Brief: Print every one of the records verbatim, omitting nothing.

═══

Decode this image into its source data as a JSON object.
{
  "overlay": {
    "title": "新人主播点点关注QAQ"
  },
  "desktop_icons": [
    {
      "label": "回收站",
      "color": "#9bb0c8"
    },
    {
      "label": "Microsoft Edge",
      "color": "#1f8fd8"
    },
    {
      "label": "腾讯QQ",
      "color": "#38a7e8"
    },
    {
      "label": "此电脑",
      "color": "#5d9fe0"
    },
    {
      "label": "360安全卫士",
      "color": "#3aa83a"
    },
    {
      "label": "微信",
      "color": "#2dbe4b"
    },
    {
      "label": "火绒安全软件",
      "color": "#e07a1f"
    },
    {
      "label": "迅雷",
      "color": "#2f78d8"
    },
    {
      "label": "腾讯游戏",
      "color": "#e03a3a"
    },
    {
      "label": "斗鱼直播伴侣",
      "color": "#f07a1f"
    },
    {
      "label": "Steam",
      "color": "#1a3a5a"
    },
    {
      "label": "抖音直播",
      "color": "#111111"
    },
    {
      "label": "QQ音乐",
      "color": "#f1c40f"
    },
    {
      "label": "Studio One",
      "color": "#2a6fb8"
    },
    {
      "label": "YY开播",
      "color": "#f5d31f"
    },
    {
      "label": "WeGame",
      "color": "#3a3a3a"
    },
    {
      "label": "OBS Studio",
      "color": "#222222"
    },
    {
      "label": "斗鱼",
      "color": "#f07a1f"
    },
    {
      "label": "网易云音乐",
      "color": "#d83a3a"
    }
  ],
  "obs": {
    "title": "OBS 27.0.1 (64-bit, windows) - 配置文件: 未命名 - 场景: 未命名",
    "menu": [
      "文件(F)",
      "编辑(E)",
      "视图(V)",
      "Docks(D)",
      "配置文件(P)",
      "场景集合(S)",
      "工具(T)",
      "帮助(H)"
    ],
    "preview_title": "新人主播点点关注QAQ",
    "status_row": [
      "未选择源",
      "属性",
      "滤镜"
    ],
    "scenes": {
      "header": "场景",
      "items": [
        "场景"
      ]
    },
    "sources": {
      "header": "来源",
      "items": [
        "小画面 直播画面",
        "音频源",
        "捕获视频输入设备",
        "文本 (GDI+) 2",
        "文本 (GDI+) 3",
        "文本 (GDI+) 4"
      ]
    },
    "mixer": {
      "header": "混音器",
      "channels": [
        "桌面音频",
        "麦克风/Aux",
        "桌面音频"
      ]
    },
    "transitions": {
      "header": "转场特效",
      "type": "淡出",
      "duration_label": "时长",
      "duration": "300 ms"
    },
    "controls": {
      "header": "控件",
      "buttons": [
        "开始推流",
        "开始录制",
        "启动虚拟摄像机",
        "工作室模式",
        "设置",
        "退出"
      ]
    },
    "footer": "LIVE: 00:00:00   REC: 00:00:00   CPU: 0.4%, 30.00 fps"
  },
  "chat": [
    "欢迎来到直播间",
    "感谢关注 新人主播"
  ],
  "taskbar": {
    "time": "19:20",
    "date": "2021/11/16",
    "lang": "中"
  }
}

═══

Result of the task:
Decode this image into its source data as a JSON object.
{
  "overlay": {
    "title": "新人主播点点关注QAQ"
  },
  "desktop_icons": [
    {
      "label": "回收站",
      "color": "#9bb0c8"
    },
    {
      "label": "Microsoft Edge",
      "color": "#1f8fd8"
    },
    {
      "label": "腾讯QQ",
      "color": "#38a7e8"
    },
    {
      "label": "此电脑",
      "color": "#5d9fe0"
    },
    {
      "label": "360安全卫士",
      "color": "#3aa83a"
    },
    {
      "label": "微信",
      "color": "#2dbe4b"
    },
    {
      "label": "火绒安全软件",
      "color": "#e07a1f"
    },
    {
      "label": "迅雷",
      "color": "#2f78d8"
    },
    {
      "label": "腾讯游戏",
      "color": "#e03a3a"
    },
    {
      "label": "斗鱼直播伴侣",
      "color": "#f07a1f"
    },
    {
      "label": "Steam",
      "color": "#1a3a5a"
    },
    {
      "label": "抖音直播",
      "color": "#111111"
    },
    {
      "label": "QQ音乐",
      "color": "#f1c40f"
    },
    {
      "label": "Studio One",
      "color": "#2a6fb8"
    },
    {
      "label": "YY开播",
      "color": "#f5d31f"
    },
    {
      "label": "WeGame",
      "color": "#3a3a3a"
    },
    {
      "label": "OBS Studio",
      "color": "#222222"
    },
    {
      "label": "斗鱼",
      "color": "#f07a1f"
    },
    {
      "label": "网易云音乐",
      "color": "#d83a3a"
    }
  ],
  "obs": {
    "title": "OBS 27.0.1 (64-bit, windows) - 配置文件: 未命名 - 场景: 未命名",
    "menu": [
      "文件(F)",
      "编辑(E)",
      "视图(V)",
      "Docks(D)",
      "配置文件(P)",
      "场景集合(S)",
      "工具(T)",
      "帮助(H)"
    ],
    "preview_title": "新人主播点点关注QAQ",
    "status_row": [
      "未选择源",
      "属性",
      "滤镜"
    ],
    "scenes": {
      "header": "场景",
      "items": [
        "场景"
      ]
    },
    "sources": {
      "header": "来源",
      "items": [
        "小画面 直播画面",
        "音频源",
        "捕获视频输入设备",
        "文本 (GDI+) 2",
        "文本 (GDI+) 3",
        "文本 (GDI+) 4"
      ]
    },
    "mixer": {
      "header": "混音器",
      "channels": [
        "桌面音频",
        "麦克风/Aux",
        "桌面音频"
      ]
    },
    "transitions": {
      "header": "转场特效",
      "type": "淡出",
      "duration_label": "时长",
      "duration": "300 ms"
    },
    "controls": {
      "header": "控件",
      "buttons": [
        "开始推流",
        "开始录制",
        "启动虚拟摄像机",
        "工作室模式",
        "设置",
        "退出"
      ]
    },
    "footer": "LIVE: 00:00:00   REC: 00:00:00   CPU: 0.4%, 30.00 fps"
  },
  "chat": [
    "欢迎来到直播间",
    "感谢关注 新人主播"
  ],
  "taskbar": {
    "time": "19:20",
    "date": "2021/11/16",
    "lang": "中"
  }
}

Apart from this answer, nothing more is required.